Robbing Peter to pay Paul is a horrible idea because it means draining money from a productive part of the population (in this case Peter) and then sending that money to the unsuccessful and unproductive members of society (in this case Paul). That is a horrible idea. What makes our system work is the idea that if you work hard, you will earn. "Robbing selected Peter to pay for collective Paul" is Rudyard Kipling's adaptation of the phrase, used to criticize the concepts of income redistribution and collectivism. Kipling included the expression in his " Gods of the Copybook Headings ", and proposed that it should be featured in " catechisms " of the Conservative Campaign Headquarters . From hence first came that significant by-word (as is said by some) of robbing Peter to pay Paul. A 350 year-old text claiming to explain the origin of a phrase is usually almost as good as a smoking gun for etymologists. Regrettably, Heylyn's understanding was flawed; the phrase was known long before 1661 and even before the birth of the 16th.
The first known appearance of the elemental sense of the proverb "robbing Peter to pay Paul", is from the Science of Cirurgie of Lanfranc of Milan, composed in 1296. In the 1894 Early English Text Society publication of Lanfranc's work, edited by Robert V. Fleischhacker , that appearance is represented as shown here: Nov 10, 2018 – Explore nicole worthington's board "Robbing peter to pay Paul" on Pinterest. See more ideas about Quilts, Quilt patterns, Quilt blocks. Definition of Robbing Peter to pay Paul in the Idioms Dictionary. Robbing Peter to pay Paul phrase. What does Robbing Peter to pay Paul expression mean? Definitions by the largest Idiom Dictionary. Robbing Peter to pay Paul – Idioms by The Free Dictionary.

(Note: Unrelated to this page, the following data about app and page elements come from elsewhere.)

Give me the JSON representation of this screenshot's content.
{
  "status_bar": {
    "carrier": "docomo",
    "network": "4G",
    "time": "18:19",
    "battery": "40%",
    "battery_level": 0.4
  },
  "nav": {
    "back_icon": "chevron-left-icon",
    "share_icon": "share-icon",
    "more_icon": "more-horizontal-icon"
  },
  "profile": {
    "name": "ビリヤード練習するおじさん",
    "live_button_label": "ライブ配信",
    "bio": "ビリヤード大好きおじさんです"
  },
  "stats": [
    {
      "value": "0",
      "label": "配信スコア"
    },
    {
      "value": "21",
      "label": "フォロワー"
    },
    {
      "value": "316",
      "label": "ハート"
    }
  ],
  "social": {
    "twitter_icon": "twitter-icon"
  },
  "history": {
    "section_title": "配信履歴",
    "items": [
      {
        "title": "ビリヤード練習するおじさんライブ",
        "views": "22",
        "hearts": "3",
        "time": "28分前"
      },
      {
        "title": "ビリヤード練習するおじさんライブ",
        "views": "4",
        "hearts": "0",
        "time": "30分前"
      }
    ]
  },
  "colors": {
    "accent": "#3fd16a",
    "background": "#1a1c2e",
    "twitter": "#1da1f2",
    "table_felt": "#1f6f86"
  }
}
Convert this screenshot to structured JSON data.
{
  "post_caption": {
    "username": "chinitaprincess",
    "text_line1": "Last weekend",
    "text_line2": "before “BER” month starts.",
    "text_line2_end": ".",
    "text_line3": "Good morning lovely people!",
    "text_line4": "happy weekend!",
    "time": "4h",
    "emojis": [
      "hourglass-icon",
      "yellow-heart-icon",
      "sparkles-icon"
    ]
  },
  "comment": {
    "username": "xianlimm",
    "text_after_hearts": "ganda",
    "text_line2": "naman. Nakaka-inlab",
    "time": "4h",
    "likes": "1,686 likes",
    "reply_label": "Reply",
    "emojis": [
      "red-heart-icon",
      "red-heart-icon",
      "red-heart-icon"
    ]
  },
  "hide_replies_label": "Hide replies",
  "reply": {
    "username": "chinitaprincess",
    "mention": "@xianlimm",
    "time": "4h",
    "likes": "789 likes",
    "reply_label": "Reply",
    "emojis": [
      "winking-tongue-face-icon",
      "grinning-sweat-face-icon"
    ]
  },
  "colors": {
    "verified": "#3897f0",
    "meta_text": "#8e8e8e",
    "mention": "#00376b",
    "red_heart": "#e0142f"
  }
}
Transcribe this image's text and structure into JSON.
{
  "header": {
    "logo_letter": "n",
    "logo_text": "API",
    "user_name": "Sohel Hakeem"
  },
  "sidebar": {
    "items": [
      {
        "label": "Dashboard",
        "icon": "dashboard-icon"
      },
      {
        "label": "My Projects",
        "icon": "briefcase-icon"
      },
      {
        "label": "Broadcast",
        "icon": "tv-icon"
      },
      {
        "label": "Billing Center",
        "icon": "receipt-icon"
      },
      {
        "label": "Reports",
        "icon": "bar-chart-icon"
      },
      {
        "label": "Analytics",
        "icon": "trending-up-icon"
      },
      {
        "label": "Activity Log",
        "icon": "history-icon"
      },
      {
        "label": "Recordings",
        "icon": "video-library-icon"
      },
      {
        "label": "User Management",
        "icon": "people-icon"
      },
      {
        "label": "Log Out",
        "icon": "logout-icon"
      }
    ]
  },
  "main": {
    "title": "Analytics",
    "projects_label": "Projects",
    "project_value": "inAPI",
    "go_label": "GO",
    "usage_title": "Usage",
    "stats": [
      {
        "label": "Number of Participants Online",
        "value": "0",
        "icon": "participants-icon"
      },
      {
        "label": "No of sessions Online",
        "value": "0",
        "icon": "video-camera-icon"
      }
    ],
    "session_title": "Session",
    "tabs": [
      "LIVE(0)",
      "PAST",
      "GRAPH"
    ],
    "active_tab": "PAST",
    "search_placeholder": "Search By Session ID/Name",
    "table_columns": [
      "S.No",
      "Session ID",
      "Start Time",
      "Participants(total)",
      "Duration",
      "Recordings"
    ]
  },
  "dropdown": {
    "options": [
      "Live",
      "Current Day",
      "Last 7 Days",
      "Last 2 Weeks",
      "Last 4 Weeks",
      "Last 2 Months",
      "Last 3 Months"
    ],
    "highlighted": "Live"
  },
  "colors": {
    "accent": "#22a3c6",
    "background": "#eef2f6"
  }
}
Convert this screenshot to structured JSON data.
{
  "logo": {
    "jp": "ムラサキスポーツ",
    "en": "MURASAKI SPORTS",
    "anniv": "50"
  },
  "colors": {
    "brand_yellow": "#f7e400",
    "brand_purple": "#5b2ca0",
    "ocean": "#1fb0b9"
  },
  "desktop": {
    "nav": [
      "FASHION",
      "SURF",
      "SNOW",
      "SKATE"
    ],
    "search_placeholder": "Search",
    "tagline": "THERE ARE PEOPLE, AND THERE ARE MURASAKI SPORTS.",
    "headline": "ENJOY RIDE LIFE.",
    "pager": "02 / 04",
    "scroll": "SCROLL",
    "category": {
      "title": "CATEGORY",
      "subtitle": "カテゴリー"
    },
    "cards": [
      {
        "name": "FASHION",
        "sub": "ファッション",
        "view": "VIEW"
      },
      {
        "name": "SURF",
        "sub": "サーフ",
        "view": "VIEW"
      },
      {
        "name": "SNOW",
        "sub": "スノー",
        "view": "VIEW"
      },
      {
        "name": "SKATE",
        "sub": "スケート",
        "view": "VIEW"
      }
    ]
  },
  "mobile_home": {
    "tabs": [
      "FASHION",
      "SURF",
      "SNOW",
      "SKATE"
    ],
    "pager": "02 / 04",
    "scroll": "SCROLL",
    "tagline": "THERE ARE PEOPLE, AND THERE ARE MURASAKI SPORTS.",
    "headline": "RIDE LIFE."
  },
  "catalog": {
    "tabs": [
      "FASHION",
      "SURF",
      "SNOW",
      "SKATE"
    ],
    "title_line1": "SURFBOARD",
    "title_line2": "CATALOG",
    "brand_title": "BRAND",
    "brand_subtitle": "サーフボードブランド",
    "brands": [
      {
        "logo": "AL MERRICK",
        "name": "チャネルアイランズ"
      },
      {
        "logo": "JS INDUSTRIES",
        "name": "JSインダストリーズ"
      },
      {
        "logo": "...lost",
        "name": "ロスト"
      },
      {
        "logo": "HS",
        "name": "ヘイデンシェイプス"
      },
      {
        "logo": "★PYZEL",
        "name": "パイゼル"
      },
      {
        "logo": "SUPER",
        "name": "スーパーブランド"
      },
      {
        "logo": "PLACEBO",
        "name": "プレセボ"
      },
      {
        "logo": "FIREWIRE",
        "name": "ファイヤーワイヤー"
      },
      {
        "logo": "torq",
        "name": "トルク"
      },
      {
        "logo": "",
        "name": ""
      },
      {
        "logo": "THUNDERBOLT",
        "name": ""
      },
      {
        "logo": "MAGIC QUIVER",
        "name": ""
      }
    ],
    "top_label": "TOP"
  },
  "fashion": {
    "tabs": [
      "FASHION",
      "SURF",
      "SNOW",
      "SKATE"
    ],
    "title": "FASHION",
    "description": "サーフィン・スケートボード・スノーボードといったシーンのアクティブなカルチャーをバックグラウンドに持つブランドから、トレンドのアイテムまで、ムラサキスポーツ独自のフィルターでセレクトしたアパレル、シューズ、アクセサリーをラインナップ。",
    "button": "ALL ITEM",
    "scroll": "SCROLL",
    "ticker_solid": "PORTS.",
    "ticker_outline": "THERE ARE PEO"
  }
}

The phrase “Robbing Peter to pay Paul” wasn’t in the book but is one that I am hearing more and more lately along with phrases like “Paul the renegade” and “Paul the trouble maker”. As we head into this millenium we can expect to hear more of these kinds of phrases as “grace churches” continue to press the issue of Pauline. Robbing Peter to Pay Paul. 1,070 likes · 105 talking about this. This page is all about living paycheck-to-paycheck and budgeting on a budget – we've got news, tips, tricks and more. (Powell, Robbing Peter to Pay Paul, supra, at 106 (emphasis in original).) Mark Is Closer to Paul Than Peter. Powell also makes points that Mark, the author of the gospel of the same name, is closer to Paul than Peter. Powell believes much has been made by a small reference by Luke to Peter visiting Mary who had a son named John Mark.
To take something from one sorce and use it towards another. Many folks believe that this metaphor has its origin in 16th-century England, when part of the estate of Saint Peter's Cathedral in Westminster was appropriated to pay for repairs to Saint Paul's in London.